Crossroads: Toward Philippine economic and social progress
Philippine Star, 31 July 2019


President Duterte vetoed the “security of tenure” (SOT) bill, bravely and for good reasons last week.

It made good sense for the President to heed the pleas of the business sector simply by focusing on the country’s labor market situation.

Reasons for the veto. The veto message explains that the “the sweeping expansion of the definition of labor only contracting destroys [a] delicate balance and will place capital and management at an impossibly difficult predicament with adverse consequences to the Filipino workers in the long term.”

Further, “our goal … has always been to target the abuse, while leaving businesses free to engage in those practices beneficial to both management and the workforce,” the statement said.

The hidden message behind the rejection of the SOT bill, which outlaws contractualization in sweeping terms, is the fear that jobs would be adversely affected.

Definitely, in the adjustments that would result from such a law, job losses would come about, penalizing  workers who already have jobs.

Companies at the margin of operational existence could close, while others could lose their competitive position. More important is the impact on companies that may have expansion plans, either to set up future operations or to expand market positions.

Included too are potential foreign direct investments that would never come even if they had earlier plans before.

In a competitive world, these could move elsewhere, to countries and regions where their costs could be managed better. In fact, many Philippine companies have moved some of their operations to our Southeast Asian neighbors to reduce labor costs and they import our needs from those offshore plants.

Relative to other countries in the Southeast Asian regions that are seen as competing with us, Philippine unit labor costs are already high.

Expected labor practices that could be undertaken in more competitive countries could put the country out of the competition.

High standards of our labor laws. The country’s approach to labor regulations has been to emulate the high standards of labor protection that are found in industrial countries.

During the 1970s one of the issues that often marked the interaction of NEDA with the labor officialdom was the latter’s penchant to raise labor standards closer to the standards found in the US and Europe. The Philippine is abundant labor was far different from regions where labor was scarce. When then labor minister Blas Ople proposed that the Department of Labor (DOL) be renamed by adding two words, “and Employment”, to make it what it is now, DOLE, it was a welcome move.

However, that was in name only. DOLE introduced quite a lot of advanced regulations that made it difficult to promote greater employment. The idea of regularizing all employees after six months of employment was introduced into the labor code. This provision precipitated the practice of contractualization to avoid regularization of the employee

Inadequate job opportunities in the modern sector.Today, the economy needs to generate employment especially in the organized economic sectors.  Our employment statistics do not tell all our problems.

The modern sector has to grow in employment. This is where people are hired at mandated wages, with good benefits from labor protection laws. But such a sector has to grow until most of our unemployed and underemployed get employed in the modern sector.

As it is, our modern sector is small. The informal or unorganized sector is large. That is where many find employment, where incomes are low, working hours are long, and security of job and incomes are very uncertain.

Of the 43.5 million labor force in 2018, 94.7 percent was employed.

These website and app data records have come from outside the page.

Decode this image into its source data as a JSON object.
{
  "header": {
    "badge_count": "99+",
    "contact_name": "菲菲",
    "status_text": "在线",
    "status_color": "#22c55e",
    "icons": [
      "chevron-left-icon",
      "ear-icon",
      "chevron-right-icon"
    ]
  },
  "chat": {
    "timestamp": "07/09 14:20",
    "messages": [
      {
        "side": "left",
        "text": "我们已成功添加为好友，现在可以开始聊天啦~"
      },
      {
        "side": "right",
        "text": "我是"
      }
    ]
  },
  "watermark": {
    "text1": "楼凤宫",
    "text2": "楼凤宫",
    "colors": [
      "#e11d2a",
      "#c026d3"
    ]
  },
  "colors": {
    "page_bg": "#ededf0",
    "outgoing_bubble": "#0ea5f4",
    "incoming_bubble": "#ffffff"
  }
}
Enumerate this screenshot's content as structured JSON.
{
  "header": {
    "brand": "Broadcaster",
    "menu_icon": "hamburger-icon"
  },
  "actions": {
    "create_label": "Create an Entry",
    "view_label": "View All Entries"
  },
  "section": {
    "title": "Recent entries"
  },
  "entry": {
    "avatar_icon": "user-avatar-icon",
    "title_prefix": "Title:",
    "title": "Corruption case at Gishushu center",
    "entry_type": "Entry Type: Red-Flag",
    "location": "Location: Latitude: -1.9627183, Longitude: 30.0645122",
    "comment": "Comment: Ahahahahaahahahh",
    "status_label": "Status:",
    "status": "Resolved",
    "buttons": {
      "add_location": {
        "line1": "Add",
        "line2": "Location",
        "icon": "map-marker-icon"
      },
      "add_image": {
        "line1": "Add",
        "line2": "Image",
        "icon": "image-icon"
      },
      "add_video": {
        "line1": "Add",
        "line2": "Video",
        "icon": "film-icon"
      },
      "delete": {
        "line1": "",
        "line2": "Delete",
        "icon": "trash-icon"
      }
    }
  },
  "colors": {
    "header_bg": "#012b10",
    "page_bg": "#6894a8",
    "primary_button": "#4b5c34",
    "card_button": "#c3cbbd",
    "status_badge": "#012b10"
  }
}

Unemployment was 5.3 percent. Some 16.4 percent among the employed was actually underemployed.

In 2018, our statistics authority says that 38.4 percent of the labor force was participating in government pension funds. This simply means that more than 60 percent of the labor force is outside the social security pension network.

A more telling analysis of the labor market situation was provided some three years ago by a World Bank study of poverty and employment, which is relevant to this discussion.

The total number of workers receiving wages and salaries consists of 60 percent of the total employment in the economy. Self-employed and unpaid family members account for the remaining 40 percent.

Among hired workers, six out of 10 are hired “informally.” About one-half of these workers are “informal” wage workers, 40 percent are self-employed, and 10 percent are unpaid family workers. These workers receive significantly lower, non-agricultural jobs.

The study defined “formal” and “informal” employment as follows:  Formal workers are those who (a) have written employment contracts; (b) receive social insurance from their employers; and (c) are protected from arbitrary dismissal. The last two conditions are provided by the application of laws and regulations affecting workers, derived from government policy.

Some degree of balancing is needed if we are also to take care of the welfare of the poor and give them a chance in being included within the formal framework of employment. In short, if the objective of labor laws is also to see to it that those who seek employment are able to find them, the state must find the proper balance so that its policies do not prevent those who seek employment from getting excluded in the market.